■ RECORDS TO PROCESS
[Start of Attachment]

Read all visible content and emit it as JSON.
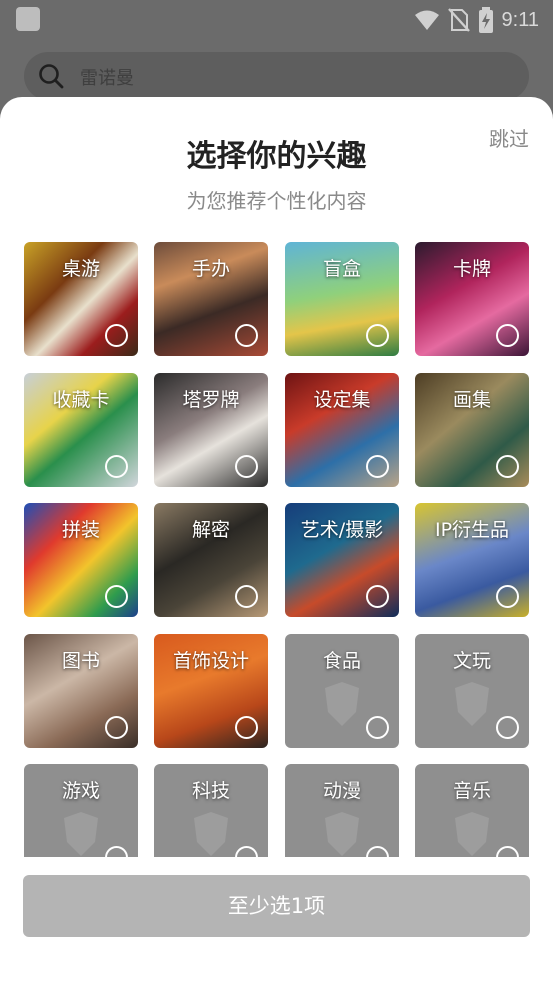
{
  "status_bar": {
    "time": "9:11",
    "icons": [
      "wifi-icon",
      "no-sim-icon",
      "battery-charging-icon"
    ]
  },
  "search": {
    "placeholder": "雷诺曼",
    "icon": "search-icon"
  },
  "sheet": {
    "title": "选择你的兴趣",
    "subtitle": "为您推荐个性化内容",
    "skip_label": "跳过",
    "submit_label": "至少选1项"
  },
  "interests": [
    {
      "label": "桌游",
      "has_image": true,
      "selected": false
    },
    {
      "label": "手办",
      "has_image": true,
      "selected": false
    },
    {
      "label": "盲盒",
      "has_image": true,
      "selected": false
    },
    {
      "label": "卡牌",
      "has_image": true,
      "selected": false
    },
    {
      "label": "收藏卡",
      "has_image": true,
      "selected": false
    },
    {
      "label": "塔罗牌",
      "has_image": true,
      "selected": false
    },
    {
      "label": "设定集",
      "has_image": true,
      "selected": false
    },
    {
      "label": "画集",
      "has_image": true,
      "selected": false
    },
    {
      "label": "拼装",
      "has_image": true,
      "selected": false
    },
    {
      "label": "解密",
      "has_image": true,
      "selected": false
    },
    {
      "label": "艺术/摄影",
      "has_image": true,
      "selected": false
    },
    {
      "label": "IP衍生品",
      "has_image": true,
      "selected": false
    },
    {
      "label": "图书",
      "has_image": true,
      "selected": false
    },
    {
      "label": "首饰设计",
      "has_image": true,
      "selected": false
    },
    {
      "label": "食品",
      "has_image": false,
      "selected": false
    },
    {
      "label": "文玩",
      "has_image": false,
      "selected": false
    },
    {
      "label": "游戏",
      "has_image": false,
      "selected": false
    },
    {
      "label": "科技",
      "has_image": false,
      "selected": false
    },
    {
      "label": "动漫",
      "has_image": false,
      "selected": false
    },
    {
      "label": "音乐",
      "has_image": false,
      "selected": false
    }
  ],
  "colors": {
    "overlay": "#6b6b6b",
    "placeholder_tile": "#8f8f8f",
    "submit_disabled": "#b4b4b4"
  }
}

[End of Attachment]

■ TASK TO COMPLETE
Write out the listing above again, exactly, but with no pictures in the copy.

■ EXERCISE RESULT
Read all visible content and emit it as JSON.
{
  "status_bar": {
    "time": "9:11",
    "icons": [
      "wifi-icon",
      "no-sim-icon",
      "battery-charging-icon"
    ]
  },
  "search": {
    "placeholder": "雷诺曼",
    "icon": "search-icon"
  },
  "sheet": {
    "title": "选择你的兴趣",
    "subtitle": "为您推荐个性化内容",
    "skip_label": "跳过",
    "submit_label": "至少选1项"
  },
  "interests": [
    {
      "label": "桌游",
      "has_image": true,
      "selected": false
    },
    {
      "label": "手办",
      "has_image": true,
      "selected": false
    },
    {
      "label": "盲盒",
      "has_image": true,
      "selected": false
    },
    {
      "label": "卡牌",
      "has_image": true,
      "selected": false
    },
    {
      "label": "收藏卡",
      "has_image": true,
      "selected": false
    },
    {
      "label": "塔罗牌",
      "has_image": true,
      "selected": false
    },
    {
      "label": "设定集",
      "has_image": true,
      "selected": false
    },
    {
      "label": "画集",
      "has_image": true,
      "selected": false
    },
    {
      "label": "拼装",
      "has_image": true,
      "selected": false
    },
    {
      "label": "解密",
      "has_image": true,
      "selected": false
    },
    {
      "label": "艺术/摄影",
      "has_image": true,
      "selected": false
    },
    {
      "label": "IP衍生品",
      "has_image": true,
      "selected": false
    },
    {
      "label": "图书",
      "has_image": true,
      "selected": false
    },
    {
      "label": "首饰设计",
      "has_image": true,
      "selected": false
    },
    {
      "label": "食品",
      "has_image": false,
      "selected": false
    },
    {
      "label": "文玩",
      "has_image": false,
      "selected": false
    },
    {
      "label": "游戏",
      "has_image": false,
      "selected": false
    },
    {
      "label": "科技",
      "has_image": false,
      "selected": false
    },
    {
      "label": "动漫",
      "has_image": false,
      "selected": false
    },
    {
      "label": "音乐",
      "has_image": false,
      "selected": false
    }
  ],
  "colors": {
    "overlay": "#6b6b6b",
    "placeholder_tile": "#8f8f8f",
    "submit_disabled": "#b4b4b4"
  }
}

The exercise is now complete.